>>>
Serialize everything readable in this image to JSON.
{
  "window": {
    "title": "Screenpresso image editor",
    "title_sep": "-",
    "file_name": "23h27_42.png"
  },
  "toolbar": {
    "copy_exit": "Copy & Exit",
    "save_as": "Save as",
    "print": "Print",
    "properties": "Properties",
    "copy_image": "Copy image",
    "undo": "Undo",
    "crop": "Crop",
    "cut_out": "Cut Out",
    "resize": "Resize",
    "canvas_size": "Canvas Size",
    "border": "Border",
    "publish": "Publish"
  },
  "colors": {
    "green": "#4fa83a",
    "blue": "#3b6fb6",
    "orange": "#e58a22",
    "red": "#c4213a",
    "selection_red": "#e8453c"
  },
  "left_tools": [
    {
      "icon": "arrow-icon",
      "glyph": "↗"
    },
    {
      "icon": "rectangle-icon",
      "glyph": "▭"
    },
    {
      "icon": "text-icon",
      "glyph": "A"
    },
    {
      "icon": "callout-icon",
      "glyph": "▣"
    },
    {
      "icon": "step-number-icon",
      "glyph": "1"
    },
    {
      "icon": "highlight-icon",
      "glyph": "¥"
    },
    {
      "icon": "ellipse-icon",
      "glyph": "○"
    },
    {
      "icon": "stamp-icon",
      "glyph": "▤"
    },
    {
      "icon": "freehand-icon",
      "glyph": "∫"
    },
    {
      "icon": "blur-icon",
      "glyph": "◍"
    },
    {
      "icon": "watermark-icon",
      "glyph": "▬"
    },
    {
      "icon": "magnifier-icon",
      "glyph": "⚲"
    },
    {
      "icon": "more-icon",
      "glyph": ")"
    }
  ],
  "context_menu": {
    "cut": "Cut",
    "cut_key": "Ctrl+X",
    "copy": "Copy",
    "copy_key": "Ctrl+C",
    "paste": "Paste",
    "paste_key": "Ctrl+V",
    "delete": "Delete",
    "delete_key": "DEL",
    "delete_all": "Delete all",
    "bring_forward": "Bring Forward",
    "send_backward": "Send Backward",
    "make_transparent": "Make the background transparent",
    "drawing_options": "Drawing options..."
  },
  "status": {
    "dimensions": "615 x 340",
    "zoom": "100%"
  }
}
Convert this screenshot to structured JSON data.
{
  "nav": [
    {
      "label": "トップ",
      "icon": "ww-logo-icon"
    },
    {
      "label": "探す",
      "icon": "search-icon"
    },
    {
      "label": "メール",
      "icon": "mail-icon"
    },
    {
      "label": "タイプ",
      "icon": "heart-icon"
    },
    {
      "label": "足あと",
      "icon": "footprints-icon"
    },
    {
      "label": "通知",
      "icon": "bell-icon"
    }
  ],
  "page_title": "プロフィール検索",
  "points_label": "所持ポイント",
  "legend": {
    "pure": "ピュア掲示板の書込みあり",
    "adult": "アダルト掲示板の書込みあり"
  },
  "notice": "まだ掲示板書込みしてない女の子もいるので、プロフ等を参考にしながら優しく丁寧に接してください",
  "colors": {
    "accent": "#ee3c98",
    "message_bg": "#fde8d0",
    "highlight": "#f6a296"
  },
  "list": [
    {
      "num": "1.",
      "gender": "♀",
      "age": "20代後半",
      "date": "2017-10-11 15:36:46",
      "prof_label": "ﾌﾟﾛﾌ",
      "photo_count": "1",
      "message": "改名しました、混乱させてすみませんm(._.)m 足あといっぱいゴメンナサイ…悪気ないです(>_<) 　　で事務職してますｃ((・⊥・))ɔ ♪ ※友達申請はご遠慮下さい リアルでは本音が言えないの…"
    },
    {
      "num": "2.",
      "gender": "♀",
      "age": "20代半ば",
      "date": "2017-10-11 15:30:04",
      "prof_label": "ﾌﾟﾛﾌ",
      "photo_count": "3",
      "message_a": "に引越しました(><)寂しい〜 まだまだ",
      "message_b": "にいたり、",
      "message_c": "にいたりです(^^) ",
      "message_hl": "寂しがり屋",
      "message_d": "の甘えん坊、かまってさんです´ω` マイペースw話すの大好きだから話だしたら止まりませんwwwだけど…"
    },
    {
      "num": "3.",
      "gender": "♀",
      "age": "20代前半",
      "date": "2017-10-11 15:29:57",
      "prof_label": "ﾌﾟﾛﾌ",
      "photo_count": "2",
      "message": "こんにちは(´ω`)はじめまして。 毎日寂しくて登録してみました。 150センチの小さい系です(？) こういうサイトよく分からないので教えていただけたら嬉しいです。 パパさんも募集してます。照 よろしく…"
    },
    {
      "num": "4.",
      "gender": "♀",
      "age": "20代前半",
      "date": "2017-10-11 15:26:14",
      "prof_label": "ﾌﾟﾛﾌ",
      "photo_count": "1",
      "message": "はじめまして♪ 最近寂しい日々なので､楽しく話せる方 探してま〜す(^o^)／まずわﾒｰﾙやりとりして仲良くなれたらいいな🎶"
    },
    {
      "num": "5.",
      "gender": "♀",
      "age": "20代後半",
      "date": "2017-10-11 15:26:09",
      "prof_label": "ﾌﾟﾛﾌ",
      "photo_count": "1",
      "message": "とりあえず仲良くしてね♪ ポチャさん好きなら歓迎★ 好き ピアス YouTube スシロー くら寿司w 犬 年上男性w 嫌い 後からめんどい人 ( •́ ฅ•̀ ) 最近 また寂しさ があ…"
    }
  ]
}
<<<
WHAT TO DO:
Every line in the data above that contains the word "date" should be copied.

TASK SOLUTION:
      "date": "2017-10-11 15:36:46",
      "date": "2017-10-11 15:30:04",
      "date": "2017-10-11 15:29:57",
      "date": "2017-10-11 15:26:14",
      "date": "2017-10-11 15:26:09",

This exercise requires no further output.